1. Urban Housing [located in the downtown core, at 7th/ Spring]: This project proposes vertical growth, continuing a logical tradition of urban inter-connection and densification typified by the futurist dreams of Victorian times (coming soon to the big screen in H.G. Wells’ ‘Time Machine’). Abandoned + low-density buildings (mostly multi-story brick structures from the 1920s) would be transformed into updated residential architecture, with pockets of commercial/ landscape/ circulation activity. Atop these similar-height buildings, and connecting all of them, a common roofscape park that would also serve for the growth of new architecture both upwards and downwards (hanging). 2. Univercity [near SCI-Arc, at 1st street crossing the LA River, from Little Tokyo to Boyle Heights]: This would be a new UC campus for downtown LA, combining educational, commercial, and community resources. It would improve the educational level of the local population and would act as an attractive ‘new downtown’ for educated professionals. International studies and foreign-exchange preparation would be a focus of studies at this institution. 3. Play Park [at the NE intersection of 10 and 110 freeways]: A subsidized hybrid park, combining professional and public fields (and housing/ offices). The existing convention center would be demolished, making way for an NFL stadium, soccer field + commercial/ public park. Local games would yield at least $200,000 on any given
are fictions of fen-om: [www.fen-om.com]
Urban housing; map.

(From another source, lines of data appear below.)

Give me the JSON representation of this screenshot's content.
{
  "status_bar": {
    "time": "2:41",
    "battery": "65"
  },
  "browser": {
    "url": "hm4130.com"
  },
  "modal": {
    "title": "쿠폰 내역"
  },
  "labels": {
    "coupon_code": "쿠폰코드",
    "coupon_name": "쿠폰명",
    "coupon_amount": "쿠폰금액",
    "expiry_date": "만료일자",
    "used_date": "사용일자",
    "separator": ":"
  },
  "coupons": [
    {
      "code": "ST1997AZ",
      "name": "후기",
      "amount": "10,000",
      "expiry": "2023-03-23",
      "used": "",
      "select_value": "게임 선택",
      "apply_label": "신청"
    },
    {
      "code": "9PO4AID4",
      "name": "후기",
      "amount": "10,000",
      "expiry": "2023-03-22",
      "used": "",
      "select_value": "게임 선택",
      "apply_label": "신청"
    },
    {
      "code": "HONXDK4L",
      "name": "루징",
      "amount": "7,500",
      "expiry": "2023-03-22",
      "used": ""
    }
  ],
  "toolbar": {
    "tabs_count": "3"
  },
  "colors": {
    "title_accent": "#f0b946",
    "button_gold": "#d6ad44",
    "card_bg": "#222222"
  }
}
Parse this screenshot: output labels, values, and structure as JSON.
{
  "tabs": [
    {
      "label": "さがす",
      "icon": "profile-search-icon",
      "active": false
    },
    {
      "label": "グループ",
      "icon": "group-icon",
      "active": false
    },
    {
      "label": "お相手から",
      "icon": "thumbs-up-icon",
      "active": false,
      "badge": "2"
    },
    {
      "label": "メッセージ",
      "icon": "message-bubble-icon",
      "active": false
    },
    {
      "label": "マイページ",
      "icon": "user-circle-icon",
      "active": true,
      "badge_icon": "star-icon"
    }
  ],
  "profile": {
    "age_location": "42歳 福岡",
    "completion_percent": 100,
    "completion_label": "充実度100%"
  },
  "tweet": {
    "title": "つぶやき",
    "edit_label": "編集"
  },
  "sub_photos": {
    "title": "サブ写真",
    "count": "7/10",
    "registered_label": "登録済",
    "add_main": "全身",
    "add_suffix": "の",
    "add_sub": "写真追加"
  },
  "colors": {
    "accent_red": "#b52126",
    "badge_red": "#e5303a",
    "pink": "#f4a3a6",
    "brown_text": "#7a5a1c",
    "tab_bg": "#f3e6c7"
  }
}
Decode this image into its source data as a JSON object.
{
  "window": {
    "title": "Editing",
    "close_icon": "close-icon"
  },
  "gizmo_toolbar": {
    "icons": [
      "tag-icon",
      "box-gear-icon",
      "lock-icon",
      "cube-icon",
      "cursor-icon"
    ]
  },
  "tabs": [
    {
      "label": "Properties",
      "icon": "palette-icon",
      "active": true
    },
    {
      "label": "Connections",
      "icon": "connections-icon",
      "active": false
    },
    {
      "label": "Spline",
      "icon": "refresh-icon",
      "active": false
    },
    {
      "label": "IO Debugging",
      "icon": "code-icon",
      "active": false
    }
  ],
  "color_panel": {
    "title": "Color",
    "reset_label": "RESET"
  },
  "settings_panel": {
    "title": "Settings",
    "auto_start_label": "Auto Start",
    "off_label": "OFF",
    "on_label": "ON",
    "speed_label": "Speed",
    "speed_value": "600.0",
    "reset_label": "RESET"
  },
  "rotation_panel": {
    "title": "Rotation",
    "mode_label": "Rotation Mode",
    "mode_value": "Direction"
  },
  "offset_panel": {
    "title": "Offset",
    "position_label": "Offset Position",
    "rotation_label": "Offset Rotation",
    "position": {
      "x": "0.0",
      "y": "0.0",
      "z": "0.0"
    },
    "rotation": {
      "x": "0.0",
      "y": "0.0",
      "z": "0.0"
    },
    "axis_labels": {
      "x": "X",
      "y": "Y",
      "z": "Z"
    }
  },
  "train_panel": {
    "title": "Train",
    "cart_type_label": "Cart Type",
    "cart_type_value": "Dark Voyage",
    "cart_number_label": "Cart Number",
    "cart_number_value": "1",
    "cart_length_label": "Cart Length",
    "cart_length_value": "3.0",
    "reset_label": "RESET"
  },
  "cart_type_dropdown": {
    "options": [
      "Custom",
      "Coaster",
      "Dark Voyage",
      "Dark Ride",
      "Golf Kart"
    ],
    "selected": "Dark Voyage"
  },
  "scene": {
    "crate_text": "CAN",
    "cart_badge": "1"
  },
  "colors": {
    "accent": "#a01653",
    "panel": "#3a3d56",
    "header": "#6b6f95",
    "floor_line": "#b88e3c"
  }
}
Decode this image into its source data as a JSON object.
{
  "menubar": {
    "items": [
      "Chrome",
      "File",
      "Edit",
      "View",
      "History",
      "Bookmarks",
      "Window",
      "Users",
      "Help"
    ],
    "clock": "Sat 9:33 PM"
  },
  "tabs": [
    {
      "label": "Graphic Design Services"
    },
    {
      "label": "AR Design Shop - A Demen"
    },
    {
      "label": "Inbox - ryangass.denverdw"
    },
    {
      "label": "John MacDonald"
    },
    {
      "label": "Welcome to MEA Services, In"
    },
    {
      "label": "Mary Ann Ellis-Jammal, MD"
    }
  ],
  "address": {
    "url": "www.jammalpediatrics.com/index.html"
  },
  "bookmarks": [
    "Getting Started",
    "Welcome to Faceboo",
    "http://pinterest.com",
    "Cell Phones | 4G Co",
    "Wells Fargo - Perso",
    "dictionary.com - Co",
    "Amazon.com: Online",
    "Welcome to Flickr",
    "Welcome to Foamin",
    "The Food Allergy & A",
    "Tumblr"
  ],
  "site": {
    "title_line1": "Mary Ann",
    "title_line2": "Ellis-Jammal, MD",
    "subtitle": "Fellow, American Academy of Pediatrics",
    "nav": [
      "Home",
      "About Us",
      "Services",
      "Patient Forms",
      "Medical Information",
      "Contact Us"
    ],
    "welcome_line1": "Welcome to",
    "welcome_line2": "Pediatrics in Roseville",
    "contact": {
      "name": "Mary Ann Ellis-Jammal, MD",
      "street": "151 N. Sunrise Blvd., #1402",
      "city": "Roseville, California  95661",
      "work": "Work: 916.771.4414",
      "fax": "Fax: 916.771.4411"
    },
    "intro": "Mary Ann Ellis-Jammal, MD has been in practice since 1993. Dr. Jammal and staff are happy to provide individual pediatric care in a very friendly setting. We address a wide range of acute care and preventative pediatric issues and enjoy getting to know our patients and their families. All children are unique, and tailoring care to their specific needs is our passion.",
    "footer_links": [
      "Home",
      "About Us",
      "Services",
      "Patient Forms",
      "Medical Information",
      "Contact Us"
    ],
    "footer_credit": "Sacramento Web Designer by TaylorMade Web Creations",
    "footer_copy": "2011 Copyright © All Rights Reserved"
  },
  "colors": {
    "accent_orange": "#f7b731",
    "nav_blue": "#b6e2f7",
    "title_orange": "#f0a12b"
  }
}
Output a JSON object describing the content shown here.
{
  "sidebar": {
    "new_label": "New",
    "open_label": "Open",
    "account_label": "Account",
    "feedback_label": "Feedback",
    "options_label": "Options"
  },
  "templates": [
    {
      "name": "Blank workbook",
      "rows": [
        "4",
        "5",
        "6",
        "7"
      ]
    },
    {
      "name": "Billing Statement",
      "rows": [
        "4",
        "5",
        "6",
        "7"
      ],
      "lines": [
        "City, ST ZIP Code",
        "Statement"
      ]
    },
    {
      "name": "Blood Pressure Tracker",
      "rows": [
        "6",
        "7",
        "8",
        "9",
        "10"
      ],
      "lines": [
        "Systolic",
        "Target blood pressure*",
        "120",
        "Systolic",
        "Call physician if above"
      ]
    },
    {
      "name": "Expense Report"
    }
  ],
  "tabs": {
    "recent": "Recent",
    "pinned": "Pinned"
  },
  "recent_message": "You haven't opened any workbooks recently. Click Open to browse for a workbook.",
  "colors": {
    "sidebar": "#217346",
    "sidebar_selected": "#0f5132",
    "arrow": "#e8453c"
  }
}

weekend. The overall scheme would also ‘prepare’ the city for the possibility of hosting the upcoming 2012 Olympic Summer Games. 4. LA Riverpark [LA River between 10 and 101 freeways, and northwards]: Due to Propositions 12 and 13 (from the year 2000), some $83 million are now ready for LA-River development. Under this proposal, parts of the river would be made more porous (removing concrete walls and/or bottoms), or widened (adding drainage basins on banks), with adjacent park areas and improved recreational parks, and industrial zones would be relocated into planned industrial parks (with common roofscape parks that would interconnect buildings, capture/ store rainwater, act as acoustic barriers, and cool down temperatures; a housing park is also planed along similar lines). 5. Redline School [along the metro ‘red line’]: In a new ‘school’ infrastructure, mobility, and access replace geography. Existing school districts along the metro line would be transformed into ‘campuses’ of a unified school plan. Each metro station would be transformed into an ‘educational gateway’ containing stationary components (homerooms, faculty offices, one core subject, storage). In between stations, resource centers, research, and recreation. Students would commute 3 times/ day across this enormous lineal ‘school’. Local civic identities could be incorporated (i.e. the Little Tokyo station could offer Japanese studies). New campuses would be formed based on proximity to subway entrances. Ultimately, the school district could strategically distribute resources based on real-estate prices. 6. Re:LAX [LAX to downtown LA]: LAX and downtown LA would be connected via a monorail system. Also, downtown would be reconnected, across the 110 freeway, through a new urban structure that includes weaving pedestrian paths and a loose constituency of programs hovering above the freeway. 7. HS[aRT] Network [an improved transportation web centering downtown]: Cultural institutions would be added to transit stations. Connections to existing cultural institutions would be improved. All this, part of a fresh transportation web that would center on a new downtown convention center (a $2.5 million cultural/ financial/ transportation hub straddling the LA River).
Play Park; map.
Re:LAX 110-freeway renewal.
LA Riverpark, map. HS[aRT] central hub.